I can’t decide if I like that class meetings are on Fridays or not.  Sometimes I wish that they could come back the very next day and start working again on getting along and fixing the problems we discussed at our meeting.  But at the same time, I appreciate the space that is afforded us by the weekend.  Being allowed to talk about issues and work through them together, and then have some time (and space away from each other) to continue to think about it on our own before we come back together helps us to be ready to act differently once we see each other again.   Kind of like the “time heals all wounds” idea, a topic that was really hot on Friday can simmer down a little by Monday so we can better respond–rather than react–the very next day.

I love this group of kids I work with this year.  They have their struggles (but what group of people who spends 8 hours everyday closely together doesn’t?), but they are still so willing to work through them.  Deep down they really just want to get along, and they try so hard to figure out how to make that happen.  Even though it’s hard and messy, and sometimes it seems like we’ll never get there, so far we’ve come to some better understandings of each other.  I hope that the lessons we’re learning about relationships this year are ones that will stick with them long after they leave the safety of our Rm. 201 community.

So now it’s your turn:  tell us what you think about our life lessons.  Or tell us about a life lesson you’ve learned lately.  Do you have any advice for us about how to work together or how to work through a conflict?  What advice do you have for us as we tackle bullying head-on?  We’ve love to hear from you!

 

 

What's on your mind?

Fill in your details below or click an icon to log in:

WordPress.com Logo

You are commenting using your WordPress.com account. Log Out / Change )

Twitter picture

You are commenting using your Twitter account. Log Out / Change )

Facebook photo

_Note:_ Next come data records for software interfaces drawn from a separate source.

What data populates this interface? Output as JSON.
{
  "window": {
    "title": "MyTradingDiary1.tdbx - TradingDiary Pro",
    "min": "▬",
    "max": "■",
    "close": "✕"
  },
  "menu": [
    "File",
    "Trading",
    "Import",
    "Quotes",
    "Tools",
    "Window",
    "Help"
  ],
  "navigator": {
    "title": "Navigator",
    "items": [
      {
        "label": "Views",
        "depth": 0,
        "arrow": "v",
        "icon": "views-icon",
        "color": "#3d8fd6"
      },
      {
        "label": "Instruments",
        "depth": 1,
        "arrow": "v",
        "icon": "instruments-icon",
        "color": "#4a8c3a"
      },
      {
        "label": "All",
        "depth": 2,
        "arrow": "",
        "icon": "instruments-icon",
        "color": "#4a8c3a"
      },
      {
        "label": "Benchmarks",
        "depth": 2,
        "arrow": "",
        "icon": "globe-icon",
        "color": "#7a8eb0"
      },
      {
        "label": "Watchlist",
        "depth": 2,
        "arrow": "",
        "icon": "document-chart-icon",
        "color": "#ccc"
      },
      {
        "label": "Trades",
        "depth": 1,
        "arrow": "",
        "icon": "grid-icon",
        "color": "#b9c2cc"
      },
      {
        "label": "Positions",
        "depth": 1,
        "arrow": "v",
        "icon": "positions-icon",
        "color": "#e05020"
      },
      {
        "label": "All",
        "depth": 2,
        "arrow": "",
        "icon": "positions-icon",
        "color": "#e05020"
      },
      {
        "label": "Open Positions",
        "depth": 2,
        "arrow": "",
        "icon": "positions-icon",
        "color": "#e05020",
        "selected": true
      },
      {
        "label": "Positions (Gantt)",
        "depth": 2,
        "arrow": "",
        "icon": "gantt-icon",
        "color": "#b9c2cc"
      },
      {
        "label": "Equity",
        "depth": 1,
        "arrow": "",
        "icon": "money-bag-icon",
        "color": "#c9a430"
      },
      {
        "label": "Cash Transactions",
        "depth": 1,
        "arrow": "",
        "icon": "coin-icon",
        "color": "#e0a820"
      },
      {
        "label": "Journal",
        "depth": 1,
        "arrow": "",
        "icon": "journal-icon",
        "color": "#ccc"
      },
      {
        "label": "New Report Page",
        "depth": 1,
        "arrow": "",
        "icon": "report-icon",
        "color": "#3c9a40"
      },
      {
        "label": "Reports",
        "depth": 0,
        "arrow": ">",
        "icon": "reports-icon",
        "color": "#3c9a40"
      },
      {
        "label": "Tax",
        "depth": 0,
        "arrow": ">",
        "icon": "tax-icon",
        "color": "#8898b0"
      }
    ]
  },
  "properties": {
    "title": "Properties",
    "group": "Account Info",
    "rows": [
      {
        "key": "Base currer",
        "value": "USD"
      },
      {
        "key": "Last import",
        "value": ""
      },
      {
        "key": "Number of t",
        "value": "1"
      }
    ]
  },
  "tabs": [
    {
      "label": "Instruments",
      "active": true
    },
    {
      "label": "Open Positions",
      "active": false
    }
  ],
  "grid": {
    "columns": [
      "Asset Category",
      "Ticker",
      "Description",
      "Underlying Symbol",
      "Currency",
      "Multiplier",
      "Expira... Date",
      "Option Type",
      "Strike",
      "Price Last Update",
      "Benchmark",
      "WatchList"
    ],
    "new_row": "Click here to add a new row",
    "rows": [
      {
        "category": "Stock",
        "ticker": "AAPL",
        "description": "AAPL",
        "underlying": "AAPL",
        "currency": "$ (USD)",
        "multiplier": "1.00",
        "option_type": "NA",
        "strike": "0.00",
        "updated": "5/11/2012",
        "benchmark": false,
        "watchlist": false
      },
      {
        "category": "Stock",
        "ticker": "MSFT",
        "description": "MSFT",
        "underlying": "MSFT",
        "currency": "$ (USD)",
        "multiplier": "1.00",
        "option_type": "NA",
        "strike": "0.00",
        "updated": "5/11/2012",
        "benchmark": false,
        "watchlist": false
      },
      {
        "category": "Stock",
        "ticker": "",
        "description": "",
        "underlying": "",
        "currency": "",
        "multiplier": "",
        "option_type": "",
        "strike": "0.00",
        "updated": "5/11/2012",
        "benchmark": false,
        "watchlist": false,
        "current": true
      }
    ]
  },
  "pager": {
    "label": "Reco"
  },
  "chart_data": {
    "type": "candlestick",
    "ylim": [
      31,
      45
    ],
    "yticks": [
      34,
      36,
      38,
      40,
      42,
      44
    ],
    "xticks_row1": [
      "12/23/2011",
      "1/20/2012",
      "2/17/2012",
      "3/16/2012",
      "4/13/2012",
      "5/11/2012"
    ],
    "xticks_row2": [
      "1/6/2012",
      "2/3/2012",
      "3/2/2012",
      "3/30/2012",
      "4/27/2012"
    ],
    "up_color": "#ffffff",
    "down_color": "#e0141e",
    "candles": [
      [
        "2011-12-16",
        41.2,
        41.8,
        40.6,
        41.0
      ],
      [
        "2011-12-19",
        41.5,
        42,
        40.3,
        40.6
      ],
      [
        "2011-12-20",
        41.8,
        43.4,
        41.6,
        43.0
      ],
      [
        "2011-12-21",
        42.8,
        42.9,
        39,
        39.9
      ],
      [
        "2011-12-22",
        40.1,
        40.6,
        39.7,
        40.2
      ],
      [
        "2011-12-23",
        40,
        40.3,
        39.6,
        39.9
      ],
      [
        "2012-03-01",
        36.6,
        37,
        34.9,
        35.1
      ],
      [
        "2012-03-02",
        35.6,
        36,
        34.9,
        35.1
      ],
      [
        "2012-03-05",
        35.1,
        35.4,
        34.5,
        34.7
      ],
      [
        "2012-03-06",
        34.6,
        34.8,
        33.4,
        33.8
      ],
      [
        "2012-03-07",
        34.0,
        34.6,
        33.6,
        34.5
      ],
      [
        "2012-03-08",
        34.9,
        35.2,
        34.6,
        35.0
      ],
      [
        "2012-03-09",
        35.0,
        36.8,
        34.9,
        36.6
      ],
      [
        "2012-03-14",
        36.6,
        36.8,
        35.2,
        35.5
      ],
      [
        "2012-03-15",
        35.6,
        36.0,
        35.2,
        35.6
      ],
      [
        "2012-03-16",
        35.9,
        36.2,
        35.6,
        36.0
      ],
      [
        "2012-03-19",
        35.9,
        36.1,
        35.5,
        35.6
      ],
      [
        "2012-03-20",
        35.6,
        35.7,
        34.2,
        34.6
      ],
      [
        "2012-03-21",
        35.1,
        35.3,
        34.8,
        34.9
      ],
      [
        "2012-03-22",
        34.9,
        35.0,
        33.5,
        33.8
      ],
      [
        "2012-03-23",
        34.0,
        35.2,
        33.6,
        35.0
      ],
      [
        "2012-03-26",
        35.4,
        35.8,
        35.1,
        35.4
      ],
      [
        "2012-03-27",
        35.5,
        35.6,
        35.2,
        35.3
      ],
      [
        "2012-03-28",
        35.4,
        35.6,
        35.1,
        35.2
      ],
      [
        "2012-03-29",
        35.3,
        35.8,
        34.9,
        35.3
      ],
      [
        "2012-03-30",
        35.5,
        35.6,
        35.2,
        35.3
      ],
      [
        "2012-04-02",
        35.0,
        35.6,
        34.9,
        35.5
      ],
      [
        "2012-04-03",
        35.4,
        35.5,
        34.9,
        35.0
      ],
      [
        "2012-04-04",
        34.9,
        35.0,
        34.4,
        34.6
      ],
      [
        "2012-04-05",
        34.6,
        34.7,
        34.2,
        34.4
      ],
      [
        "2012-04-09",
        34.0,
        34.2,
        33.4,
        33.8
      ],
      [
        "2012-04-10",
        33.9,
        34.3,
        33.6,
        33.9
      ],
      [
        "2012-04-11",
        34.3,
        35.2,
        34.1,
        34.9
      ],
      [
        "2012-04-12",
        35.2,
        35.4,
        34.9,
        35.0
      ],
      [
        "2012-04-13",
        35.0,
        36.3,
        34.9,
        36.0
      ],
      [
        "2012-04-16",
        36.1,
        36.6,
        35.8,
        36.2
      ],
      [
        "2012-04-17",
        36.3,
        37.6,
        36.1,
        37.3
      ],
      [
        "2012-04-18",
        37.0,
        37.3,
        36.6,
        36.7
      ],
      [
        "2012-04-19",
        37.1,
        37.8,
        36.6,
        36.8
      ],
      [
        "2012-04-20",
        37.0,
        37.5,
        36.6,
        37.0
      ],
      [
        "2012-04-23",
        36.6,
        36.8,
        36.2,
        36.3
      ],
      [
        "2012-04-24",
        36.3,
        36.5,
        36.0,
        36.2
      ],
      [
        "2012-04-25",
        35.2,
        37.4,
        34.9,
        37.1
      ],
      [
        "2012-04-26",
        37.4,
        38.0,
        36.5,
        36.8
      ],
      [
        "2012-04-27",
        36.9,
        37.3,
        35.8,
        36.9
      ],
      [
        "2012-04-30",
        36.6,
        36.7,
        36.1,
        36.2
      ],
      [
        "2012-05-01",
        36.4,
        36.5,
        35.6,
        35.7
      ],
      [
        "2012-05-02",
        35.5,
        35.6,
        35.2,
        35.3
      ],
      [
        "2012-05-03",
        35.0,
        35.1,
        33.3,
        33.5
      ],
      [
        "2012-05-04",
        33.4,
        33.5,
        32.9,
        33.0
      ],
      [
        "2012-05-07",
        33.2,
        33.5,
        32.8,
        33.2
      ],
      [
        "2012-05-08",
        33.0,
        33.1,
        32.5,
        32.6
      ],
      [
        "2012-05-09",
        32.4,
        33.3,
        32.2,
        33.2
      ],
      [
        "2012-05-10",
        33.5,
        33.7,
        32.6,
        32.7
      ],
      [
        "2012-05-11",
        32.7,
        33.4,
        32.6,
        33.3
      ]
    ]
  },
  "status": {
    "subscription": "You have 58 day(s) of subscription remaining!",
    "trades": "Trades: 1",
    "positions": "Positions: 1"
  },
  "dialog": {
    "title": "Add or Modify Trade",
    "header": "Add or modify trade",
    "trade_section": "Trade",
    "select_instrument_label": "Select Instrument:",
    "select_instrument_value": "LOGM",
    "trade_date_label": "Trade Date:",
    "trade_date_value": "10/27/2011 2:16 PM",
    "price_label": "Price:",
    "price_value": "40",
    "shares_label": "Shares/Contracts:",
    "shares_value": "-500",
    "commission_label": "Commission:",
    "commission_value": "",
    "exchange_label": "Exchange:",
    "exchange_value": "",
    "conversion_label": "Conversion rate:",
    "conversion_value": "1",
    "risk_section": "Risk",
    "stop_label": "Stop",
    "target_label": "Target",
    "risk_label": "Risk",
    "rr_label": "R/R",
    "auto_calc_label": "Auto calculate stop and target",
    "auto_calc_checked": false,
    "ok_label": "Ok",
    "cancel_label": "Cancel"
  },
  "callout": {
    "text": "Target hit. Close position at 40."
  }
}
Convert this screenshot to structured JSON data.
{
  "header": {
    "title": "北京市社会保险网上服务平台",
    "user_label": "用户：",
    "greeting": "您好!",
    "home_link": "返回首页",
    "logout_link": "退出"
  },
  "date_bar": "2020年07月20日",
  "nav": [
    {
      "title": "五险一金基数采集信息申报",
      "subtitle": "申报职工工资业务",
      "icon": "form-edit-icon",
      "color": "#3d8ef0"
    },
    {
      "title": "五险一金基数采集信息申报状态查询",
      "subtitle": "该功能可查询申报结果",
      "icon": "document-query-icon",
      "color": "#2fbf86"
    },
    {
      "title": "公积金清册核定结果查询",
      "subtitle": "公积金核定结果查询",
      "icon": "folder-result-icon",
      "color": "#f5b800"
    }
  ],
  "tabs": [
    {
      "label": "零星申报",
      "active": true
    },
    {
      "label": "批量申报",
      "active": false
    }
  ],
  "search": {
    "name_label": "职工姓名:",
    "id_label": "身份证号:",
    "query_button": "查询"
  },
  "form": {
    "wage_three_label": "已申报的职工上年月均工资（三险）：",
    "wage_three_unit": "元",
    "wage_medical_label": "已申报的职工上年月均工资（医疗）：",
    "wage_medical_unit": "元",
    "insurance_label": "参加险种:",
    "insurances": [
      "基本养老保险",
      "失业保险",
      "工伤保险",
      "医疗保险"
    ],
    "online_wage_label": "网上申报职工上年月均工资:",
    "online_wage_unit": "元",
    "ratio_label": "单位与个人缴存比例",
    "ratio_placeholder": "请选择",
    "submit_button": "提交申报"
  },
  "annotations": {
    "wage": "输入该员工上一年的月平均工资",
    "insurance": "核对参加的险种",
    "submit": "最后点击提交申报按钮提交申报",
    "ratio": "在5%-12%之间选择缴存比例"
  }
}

You are commenting using your Facebook account. Log Out / Change )

Google+ photo

You are commenting using your Google+ account. Log Out / Change )

Connecting to %s